Aim of the exercise:
One line at a time, check the entries below for the word "date", and copy each line that has it.

Segment Start: Given records

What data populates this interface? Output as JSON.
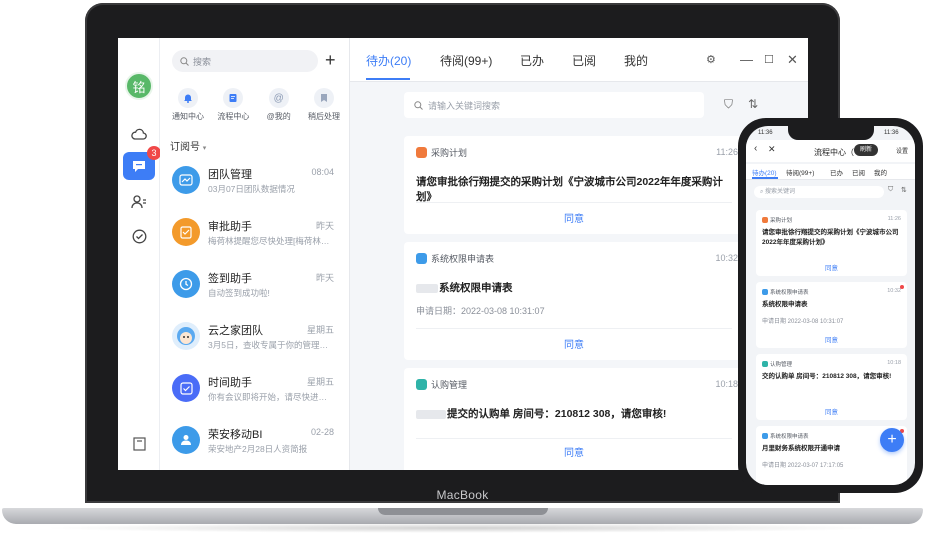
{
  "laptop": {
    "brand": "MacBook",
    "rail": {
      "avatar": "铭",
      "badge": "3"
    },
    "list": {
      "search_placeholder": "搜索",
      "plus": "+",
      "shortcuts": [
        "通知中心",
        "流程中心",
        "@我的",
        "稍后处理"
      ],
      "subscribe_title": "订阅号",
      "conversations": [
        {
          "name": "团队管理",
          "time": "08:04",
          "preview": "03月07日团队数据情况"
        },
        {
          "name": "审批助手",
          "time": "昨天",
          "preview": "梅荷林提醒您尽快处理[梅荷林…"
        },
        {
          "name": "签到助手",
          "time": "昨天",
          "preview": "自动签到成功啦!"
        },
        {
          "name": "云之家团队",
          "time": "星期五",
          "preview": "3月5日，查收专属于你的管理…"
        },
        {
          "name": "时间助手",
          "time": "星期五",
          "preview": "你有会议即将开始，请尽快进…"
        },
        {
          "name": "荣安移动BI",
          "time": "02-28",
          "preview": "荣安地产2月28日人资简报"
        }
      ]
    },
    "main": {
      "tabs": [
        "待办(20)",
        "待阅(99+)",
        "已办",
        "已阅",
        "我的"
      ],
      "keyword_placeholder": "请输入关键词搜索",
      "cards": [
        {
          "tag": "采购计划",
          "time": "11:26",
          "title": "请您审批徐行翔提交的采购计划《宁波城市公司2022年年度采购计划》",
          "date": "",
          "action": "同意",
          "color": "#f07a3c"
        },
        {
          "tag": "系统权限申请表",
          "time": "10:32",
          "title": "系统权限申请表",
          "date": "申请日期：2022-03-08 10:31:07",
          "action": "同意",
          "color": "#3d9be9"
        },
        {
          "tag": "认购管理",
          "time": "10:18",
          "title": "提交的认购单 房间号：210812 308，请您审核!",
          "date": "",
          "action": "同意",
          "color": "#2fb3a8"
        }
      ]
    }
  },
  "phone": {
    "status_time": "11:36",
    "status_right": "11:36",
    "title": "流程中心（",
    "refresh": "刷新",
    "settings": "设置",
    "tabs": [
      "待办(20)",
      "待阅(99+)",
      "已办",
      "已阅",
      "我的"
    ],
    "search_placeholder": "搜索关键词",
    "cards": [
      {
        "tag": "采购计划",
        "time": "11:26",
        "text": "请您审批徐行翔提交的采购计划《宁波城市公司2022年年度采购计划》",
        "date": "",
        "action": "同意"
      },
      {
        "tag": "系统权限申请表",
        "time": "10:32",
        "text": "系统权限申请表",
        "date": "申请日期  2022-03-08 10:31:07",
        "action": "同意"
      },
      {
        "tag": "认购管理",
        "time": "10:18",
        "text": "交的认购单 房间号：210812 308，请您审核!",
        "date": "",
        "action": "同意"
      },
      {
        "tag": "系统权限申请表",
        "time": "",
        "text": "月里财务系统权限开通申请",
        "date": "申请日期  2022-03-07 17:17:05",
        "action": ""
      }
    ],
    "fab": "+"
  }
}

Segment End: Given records
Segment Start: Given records

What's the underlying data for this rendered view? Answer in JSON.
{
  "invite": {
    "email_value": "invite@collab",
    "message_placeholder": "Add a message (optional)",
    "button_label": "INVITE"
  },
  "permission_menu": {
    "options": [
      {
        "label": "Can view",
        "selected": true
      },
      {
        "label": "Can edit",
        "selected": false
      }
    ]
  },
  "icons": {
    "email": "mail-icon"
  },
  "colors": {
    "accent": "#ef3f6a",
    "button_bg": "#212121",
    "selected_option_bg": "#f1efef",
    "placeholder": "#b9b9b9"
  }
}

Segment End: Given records

Answer area:
          "date": "",
          "date": "申请日期：2022-03-08 10:31:07",
          "date": "",
        "date": "",
        "date": "申请日期  2022-03-08 10:31:07",
        "date": "",
        "date": "申请日期  2022-03-07 17:17:05",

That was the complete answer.